Many BIT’s also contain ‘fork-in-the-road’ clauses. In short, if a party chooses arbitration over local litigation, then a tribunal will preclude the latter according to res judicata principles. Notably, administrative proceedings may not amount to local litigation depending on the treaty’s language.
Moreover, unlike under general public international law, a party does not typically need to exhaust local remedies unless specified.
If a BIT requires domestic litigation, former cases have raised an interesting question: can investors avoid pre-conditions through most-favoured-nation (‘MFN’) clauses to establish consent?

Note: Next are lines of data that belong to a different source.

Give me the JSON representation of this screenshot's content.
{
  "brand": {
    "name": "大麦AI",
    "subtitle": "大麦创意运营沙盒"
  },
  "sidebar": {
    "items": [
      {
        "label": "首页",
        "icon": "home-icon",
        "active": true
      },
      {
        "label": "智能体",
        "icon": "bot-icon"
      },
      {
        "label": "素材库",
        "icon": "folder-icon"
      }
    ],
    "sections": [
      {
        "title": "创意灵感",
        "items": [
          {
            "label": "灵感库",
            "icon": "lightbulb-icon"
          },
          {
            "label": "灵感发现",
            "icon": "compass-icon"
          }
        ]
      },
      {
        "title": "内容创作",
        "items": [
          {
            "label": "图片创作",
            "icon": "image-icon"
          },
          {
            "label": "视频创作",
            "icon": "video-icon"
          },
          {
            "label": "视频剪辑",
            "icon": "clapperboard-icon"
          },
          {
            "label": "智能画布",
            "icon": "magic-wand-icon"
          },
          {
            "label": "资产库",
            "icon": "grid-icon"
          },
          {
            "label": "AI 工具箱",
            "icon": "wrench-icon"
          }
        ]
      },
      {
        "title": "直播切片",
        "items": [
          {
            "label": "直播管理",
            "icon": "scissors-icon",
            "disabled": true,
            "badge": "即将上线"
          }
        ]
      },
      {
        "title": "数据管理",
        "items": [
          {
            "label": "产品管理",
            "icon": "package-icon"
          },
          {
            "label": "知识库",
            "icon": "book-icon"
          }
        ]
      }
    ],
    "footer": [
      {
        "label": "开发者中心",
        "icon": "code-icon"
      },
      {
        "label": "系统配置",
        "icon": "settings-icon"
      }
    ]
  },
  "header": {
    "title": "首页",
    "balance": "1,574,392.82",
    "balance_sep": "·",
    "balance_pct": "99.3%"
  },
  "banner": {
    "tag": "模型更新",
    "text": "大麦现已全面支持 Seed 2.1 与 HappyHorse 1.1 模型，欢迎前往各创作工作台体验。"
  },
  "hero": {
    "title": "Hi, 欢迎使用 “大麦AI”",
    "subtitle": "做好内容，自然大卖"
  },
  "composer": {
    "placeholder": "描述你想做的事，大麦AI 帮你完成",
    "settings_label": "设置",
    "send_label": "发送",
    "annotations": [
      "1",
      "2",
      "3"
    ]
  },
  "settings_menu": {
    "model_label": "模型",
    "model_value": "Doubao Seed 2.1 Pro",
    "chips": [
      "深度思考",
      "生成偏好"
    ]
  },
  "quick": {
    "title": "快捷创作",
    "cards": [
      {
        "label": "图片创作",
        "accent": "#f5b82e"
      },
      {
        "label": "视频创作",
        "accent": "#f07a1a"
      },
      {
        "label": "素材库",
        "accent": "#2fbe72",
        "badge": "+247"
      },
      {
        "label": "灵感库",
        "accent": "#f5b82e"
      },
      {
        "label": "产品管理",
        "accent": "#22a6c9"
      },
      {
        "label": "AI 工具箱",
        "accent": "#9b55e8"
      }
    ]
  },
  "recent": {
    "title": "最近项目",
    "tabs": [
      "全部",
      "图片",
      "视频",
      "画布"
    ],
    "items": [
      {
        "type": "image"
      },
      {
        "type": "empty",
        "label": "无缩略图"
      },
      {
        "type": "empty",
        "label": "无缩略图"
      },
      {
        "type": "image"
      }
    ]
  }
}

Tribunals and practitioners are strongly divided on the issue. The specific treaty language is critical. A few cases have held that consent cannot arise through another treaty unless the MFN language clearly and undoubtedly intends to incorporate it.
Withdrawal from the ICSID Convention and Issues of Consent
In the last decade, Bolivia, Ecuador, and Venezuela denounced the ICSID Convention. Because of a six-month interim period between written notice and denunciation taking effect, claimants were able to file post-notice under applicable BIT’s.
However, there are two competing theories of consent in such instances. In the first case, consent is bilateral, requiring (1) a BIT offer of consent and (2) acceptance via a Request for Arbitration or trigger letter. The second theory merely requires a State’s consent in the BIT, which cannot be revoked and is unaffected by denunciation.
 ICSID Convention, Art. 25(1).
 E.g., ICSID Model Clause.
 This is common with concession and licensing contracts as well as financial guarantees and investments.
 See, e.g., ConocoPhillips v. Venezuela.
 See generally J. Paulsson, “Arbitration Without Privity,” 10 Foreign Investment Law Journal 2, Fall 1995.
 ICSID Caseload Statistics Issue 2017-1.
 Franz Sedelmayer v. Russia.
 E.g., Ecuador (4 December 2007).
 ICSID Convention, Art. 25(1).
 ICSID Convention, Arts. 26 and 27(1).
 E.g., Burlington Resources v. Ecuador; Goetz v. Burundi.
 E.g., Lauder v. Czech Republic; Biwater Gauff v. Tanzania.
 ICSID Convention, Art. 26.
 Compare Maffezini v. Spain and Wintershall v. Argentina.
 Plama v. Bulgaria; Salini v. Jordan; Telenor v. Hungary.
 ICSID Convention, Arts. 71 and 72.